We drove to La Jolla to read at D.G. Wills Bookstore. Tucked in on an active street amid restaurants and shops, Dennis Wills’ bookstore is a one of a kind treasure house of a multitude of volumes. I immediately wanted to be living down the block so I could come there everyday and linger over the titles and various art objects placed about. From books on magic to a poetry section that makes ones heart flutter, the shelves go at every angle to profit every bit of space in what is not that many square feet. Dennis had our books ordered and out for sale and talked about the microphone that had been used by a host of poets and writers over the many years of readings at the store. When I read I thought of that sacredness as my words flowed out into it. We read to an intimate gathering that included two young women students who had driven all the way from San Marcos State U. as they had not been able to come to our reading there last night. My dear friends Rayna Bailey and Mike Leboffe came, and Jerome Rothenberg and his wife, Diane, and Diane’s sister, who is visiting from New Jersey. We met Steve Simpson, who has been deep in the poetry community over many years and had great stories of time spent with folks we both knew. Steve is a collector of printed broadsides and broadsides of poems written out by the poet’s own hand (often only 1 or 2 copies of these made). Definitely contact him if you’d be interested in a broadside from now to dating back to the early Beats. Dennis told me that the parents of Colorado’s new governor, Jared Polis, live in La Jolla and he has been long time, good friends with them. They come to the bookstore often. Another small world moment, since I live in Denver now where Jared Polis has just been elected our governor. After we read, we took some Q&A and signed books and pamphlets. Then we joined the Rothenbergs at an elaborate fish restaurant, El Pescador, over a block and up the street a couple more. I mention that one of the best things about our road tour is visiting and connecting up with the folks in the various poetry communities we read at. Jerome elaborates wisely that, yes, there is an extended poetry network that exists and that we are all members. Like being members of an invisible organization, we can all find each other wherever we go. (MO)
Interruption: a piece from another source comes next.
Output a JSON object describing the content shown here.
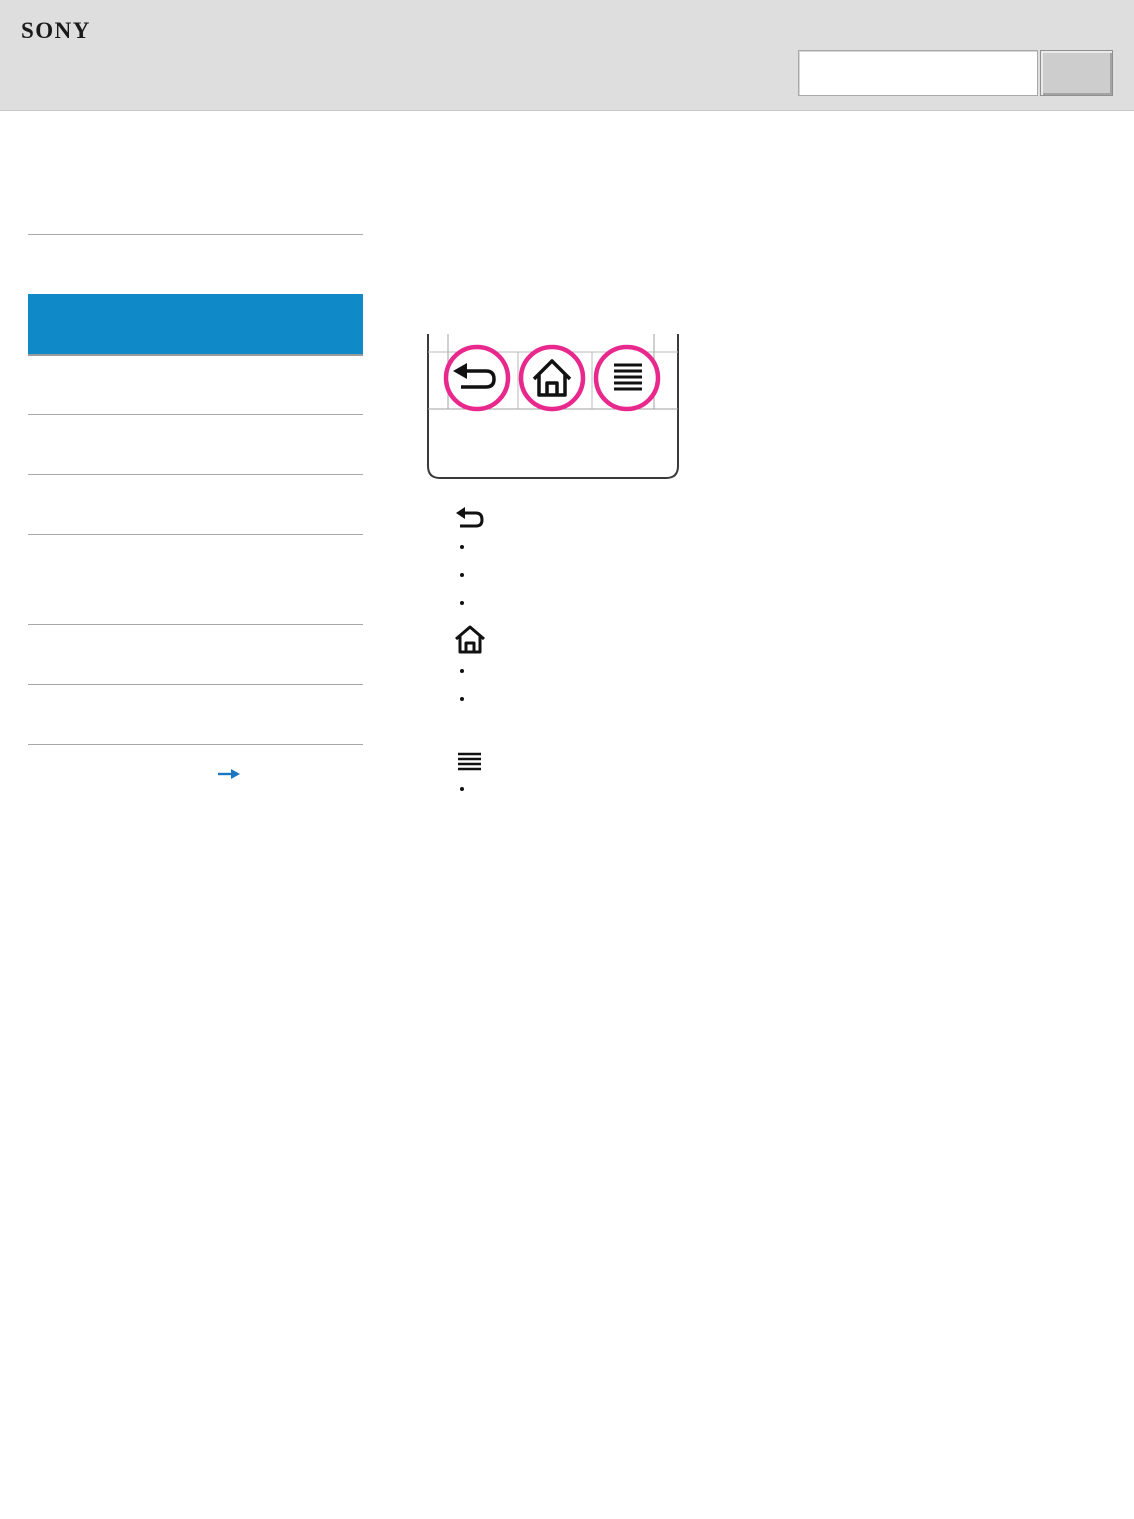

At 5:00 we packed up our books and set the GPS for DG Wills Bookstore in La Jolla. Only 15 miles but again swerving around on the free-wide-lane freeways. I always thought of California as more laid back than NYC, but to tell you the truth, NYC seems like old world and California, well, she is flying off the globe. The bookstore was packed with old and new books in the windows and angling here and there nooks and crannies with shelves of books. The books are side-by-side to all kinds of heavy antique tools and old manual typewriters. I told the owner Dennis Wills a story about how my children’s father collected similar things; once when the city was rebuilding the Brooklyn Bridge, he scarfed up several giant and bolts pieces from the old bridge. They are now sitting in my son’s apartment. Dennis has been hosting writers in his bookstore for years; he has a very warm and welcoming, laid back presence. He explained to us that we were speaking into the same mike as Maureen Dowd, Michael McClure, Francoise Gilot,Gore Vidal, Gary Snyder, andAllen Ginsberg. See some of the past readers at http://www.dgwillsbooks.com Then home on the highway of highways ripping over the hills back to North Park where we looked over photos, put together some text, packed up to head to LA in the morning, and put our bodies to rest. (BH)